Crown Accounts for the 8 months to end of Feb 2013
Financial Statements of the Government of New Zealand for the 8 months to end of Feb 2013
The Financial Statements of the Government of New Zealand for the eight months ended 28 February 2013 were released by the Treasury today.
These financial statements are compared against forecast tracks based on the 2012 Half Year Economic and Fiscal Update (HYEFU), released on 18 December 2012.
The Operating Balance before Gains and Losses (OBEGAL) was in deficit by $3.0 billion, which is $556 million lower than forecast largely owing to core Crown tax revenue being $719 million higher than expected. There were two tax types contributing to the higher than forecast tax revenue:
• Tax from source deductions was $266 million above forecast owing to a higher than expected effective tax rate. Total labour force earnings were in line with forecast, however the composition of the labour force has changed with a fall in employment concentrated at the lower end of the income scale. Overall, this means the same amount of income was earned by fewer workers, increasing the average tax rate due to the progressive nature of the personal income tax scale.
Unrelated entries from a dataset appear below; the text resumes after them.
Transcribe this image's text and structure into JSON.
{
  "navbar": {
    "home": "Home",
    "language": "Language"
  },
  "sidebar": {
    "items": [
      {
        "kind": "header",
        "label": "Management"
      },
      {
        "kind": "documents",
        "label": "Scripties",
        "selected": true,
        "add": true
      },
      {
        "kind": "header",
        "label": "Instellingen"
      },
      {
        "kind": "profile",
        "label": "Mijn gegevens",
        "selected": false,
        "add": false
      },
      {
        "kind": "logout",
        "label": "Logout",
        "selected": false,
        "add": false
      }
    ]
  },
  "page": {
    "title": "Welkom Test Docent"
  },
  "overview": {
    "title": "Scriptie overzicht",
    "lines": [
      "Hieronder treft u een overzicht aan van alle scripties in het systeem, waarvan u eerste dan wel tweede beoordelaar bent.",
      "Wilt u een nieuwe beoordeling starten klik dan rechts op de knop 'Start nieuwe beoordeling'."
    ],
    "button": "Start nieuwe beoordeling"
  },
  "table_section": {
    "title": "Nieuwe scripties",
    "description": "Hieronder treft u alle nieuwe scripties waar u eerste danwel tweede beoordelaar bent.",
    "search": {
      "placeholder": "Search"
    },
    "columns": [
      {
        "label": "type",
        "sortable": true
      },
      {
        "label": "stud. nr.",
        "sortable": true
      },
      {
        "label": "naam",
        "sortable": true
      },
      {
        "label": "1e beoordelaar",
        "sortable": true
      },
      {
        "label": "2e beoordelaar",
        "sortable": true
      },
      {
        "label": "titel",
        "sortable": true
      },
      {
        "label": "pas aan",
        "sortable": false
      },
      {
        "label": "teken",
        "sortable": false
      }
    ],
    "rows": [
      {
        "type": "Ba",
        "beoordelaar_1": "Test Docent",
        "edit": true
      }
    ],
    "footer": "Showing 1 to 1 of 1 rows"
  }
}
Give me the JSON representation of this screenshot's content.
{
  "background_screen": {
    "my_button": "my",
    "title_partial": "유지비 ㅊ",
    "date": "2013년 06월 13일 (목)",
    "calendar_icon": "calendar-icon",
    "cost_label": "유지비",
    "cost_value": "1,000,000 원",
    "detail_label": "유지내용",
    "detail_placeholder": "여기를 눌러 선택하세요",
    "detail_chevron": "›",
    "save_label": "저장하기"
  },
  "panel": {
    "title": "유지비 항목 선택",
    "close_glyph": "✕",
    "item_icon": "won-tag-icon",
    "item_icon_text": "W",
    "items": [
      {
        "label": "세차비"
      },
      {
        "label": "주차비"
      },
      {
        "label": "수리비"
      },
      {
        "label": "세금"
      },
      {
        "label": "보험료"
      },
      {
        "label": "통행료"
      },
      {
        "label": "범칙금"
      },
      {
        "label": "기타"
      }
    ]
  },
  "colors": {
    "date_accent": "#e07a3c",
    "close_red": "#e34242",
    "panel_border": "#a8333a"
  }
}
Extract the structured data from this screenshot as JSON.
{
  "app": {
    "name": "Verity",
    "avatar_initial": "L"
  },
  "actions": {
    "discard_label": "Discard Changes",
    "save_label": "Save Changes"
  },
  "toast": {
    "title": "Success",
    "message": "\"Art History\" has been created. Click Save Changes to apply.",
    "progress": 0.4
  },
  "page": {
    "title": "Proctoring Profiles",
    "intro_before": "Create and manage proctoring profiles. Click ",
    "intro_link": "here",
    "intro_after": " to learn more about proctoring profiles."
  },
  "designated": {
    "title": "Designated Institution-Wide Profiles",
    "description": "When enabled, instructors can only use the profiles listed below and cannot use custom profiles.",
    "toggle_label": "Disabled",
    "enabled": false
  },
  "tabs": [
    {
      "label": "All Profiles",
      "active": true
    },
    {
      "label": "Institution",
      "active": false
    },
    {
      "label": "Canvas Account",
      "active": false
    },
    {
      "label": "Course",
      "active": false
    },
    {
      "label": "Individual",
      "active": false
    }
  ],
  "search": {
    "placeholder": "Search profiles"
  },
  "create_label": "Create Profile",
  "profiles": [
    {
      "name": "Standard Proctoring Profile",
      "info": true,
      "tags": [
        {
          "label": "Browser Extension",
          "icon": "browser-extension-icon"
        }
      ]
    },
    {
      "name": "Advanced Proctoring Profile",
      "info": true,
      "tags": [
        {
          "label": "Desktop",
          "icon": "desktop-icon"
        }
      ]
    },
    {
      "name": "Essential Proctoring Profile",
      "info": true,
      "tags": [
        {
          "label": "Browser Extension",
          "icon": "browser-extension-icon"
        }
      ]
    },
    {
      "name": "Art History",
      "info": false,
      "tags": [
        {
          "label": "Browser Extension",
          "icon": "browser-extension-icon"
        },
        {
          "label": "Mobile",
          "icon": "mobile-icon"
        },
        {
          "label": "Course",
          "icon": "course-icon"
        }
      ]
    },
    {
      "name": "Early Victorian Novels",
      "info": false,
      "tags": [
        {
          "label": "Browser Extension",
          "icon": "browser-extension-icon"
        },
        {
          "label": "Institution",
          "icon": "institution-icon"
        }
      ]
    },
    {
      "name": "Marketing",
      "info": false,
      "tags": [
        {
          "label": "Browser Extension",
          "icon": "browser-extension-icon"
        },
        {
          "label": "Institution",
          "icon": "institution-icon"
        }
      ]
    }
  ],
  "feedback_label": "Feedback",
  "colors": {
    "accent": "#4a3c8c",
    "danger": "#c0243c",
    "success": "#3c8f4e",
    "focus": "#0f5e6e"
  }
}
• Tax from other individuals was $326 million above forecast, primarily owing to higher taxable income being declared, part of which was from investment income on the back of strong equity markets. Core Crown expenses were $370 million below forecast at $45.0 billion. This was largely due to delays in finalising complex negotiation issues in Treaty of Waitangi settlements.
Including net gains, the operating balance was in surplus by $4.3 billion, some $4.8 billion ahead of forecast, largely owing to significant net investment gains made by the New Zealand Superannuation Fund ($1.5 billion) and ACC ($0.6 billion). In addition, ACC has recorded higher than expected actuarial gains on its outstanding claims liability of $1.5 billion, largely due to favourable changes in the discount rate and claims experience.
The residual cash deficit was $434 million smaller than expected, largely reflecting higher tax receipts than forecast.
Net debt was $614 million lower than forecast, reflecting the residual cash result and higher than forecast levels of currency in circulation.